What the task asks: Read through the entries below and return each line with the word "price".

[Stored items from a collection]

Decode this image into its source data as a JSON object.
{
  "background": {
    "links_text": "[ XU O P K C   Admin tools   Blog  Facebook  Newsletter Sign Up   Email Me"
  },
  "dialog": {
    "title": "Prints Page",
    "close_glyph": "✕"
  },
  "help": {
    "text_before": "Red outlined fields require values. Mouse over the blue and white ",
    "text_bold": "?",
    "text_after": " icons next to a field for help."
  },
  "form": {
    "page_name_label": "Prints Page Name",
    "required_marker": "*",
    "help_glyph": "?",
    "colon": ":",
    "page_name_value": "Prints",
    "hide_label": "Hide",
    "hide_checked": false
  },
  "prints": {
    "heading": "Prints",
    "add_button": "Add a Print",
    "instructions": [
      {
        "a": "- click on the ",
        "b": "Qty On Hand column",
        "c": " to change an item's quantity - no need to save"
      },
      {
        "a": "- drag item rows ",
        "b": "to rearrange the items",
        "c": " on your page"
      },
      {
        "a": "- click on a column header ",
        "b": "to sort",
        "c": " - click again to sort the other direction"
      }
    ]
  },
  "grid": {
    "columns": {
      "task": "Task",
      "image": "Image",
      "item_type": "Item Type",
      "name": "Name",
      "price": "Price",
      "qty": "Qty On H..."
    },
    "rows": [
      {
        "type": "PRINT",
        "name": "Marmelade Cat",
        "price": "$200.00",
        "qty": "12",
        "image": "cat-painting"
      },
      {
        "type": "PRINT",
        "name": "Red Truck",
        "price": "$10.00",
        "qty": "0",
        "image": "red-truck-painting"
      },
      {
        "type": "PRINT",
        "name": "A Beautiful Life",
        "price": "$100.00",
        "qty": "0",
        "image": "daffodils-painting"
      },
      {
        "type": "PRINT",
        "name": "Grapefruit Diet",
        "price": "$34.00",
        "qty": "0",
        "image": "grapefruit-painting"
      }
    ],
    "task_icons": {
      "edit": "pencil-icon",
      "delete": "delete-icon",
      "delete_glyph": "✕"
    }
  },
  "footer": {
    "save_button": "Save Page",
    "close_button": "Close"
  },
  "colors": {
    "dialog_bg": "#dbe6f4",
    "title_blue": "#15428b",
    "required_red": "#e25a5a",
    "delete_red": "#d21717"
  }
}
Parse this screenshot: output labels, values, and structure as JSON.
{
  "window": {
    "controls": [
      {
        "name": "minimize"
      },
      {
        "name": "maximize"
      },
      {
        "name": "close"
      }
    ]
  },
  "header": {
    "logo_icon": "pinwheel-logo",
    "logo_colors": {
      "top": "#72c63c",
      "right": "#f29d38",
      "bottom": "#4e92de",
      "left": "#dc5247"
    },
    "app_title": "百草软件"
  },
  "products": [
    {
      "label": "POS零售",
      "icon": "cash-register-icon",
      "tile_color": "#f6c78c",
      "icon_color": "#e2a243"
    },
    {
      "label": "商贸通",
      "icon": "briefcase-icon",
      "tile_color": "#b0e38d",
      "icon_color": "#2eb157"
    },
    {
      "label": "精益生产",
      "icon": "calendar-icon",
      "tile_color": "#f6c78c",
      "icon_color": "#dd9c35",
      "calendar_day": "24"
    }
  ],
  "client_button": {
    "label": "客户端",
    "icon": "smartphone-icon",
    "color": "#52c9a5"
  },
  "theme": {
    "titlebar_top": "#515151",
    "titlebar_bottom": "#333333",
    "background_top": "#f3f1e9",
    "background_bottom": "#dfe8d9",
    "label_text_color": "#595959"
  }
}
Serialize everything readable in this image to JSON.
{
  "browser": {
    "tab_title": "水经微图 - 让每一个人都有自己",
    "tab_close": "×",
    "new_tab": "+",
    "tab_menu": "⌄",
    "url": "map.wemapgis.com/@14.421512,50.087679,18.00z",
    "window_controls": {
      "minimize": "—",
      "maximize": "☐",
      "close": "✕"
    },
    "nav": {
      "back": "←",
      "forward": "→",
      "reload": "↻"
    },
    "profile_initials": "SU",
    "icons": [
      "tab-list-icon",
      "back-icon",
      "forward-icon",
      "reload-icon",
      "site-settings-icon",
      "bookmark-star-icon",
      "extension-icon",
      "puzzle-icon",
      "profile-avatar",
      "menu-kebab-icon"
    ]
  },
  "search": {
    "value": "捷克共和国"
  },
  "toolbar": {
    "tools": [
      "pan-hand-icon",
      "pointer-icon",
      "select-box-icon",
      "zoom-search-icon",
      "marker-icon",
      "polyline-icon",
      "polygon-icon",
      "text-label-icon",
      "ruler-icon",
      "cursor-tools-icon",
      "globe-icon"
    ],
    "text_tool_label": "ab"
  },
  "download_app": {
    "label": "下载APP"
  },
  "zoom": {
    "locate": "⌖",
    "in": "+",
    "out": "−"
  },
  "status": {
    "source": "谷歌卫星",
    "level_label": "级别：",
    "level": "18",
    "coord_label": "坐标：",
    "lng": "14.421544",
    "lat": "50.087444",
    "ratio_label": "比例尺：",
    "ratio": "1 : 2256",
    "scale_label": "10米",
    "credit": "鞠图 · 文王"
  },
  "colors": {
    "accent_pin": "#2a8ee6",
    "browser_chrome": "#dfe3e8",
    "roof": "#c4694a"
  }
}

Task output:
      "price": "Price",
        "price": "$200.00",
        "price": "$10.00",
        "price": "$100.00",
        "price": "$34.00",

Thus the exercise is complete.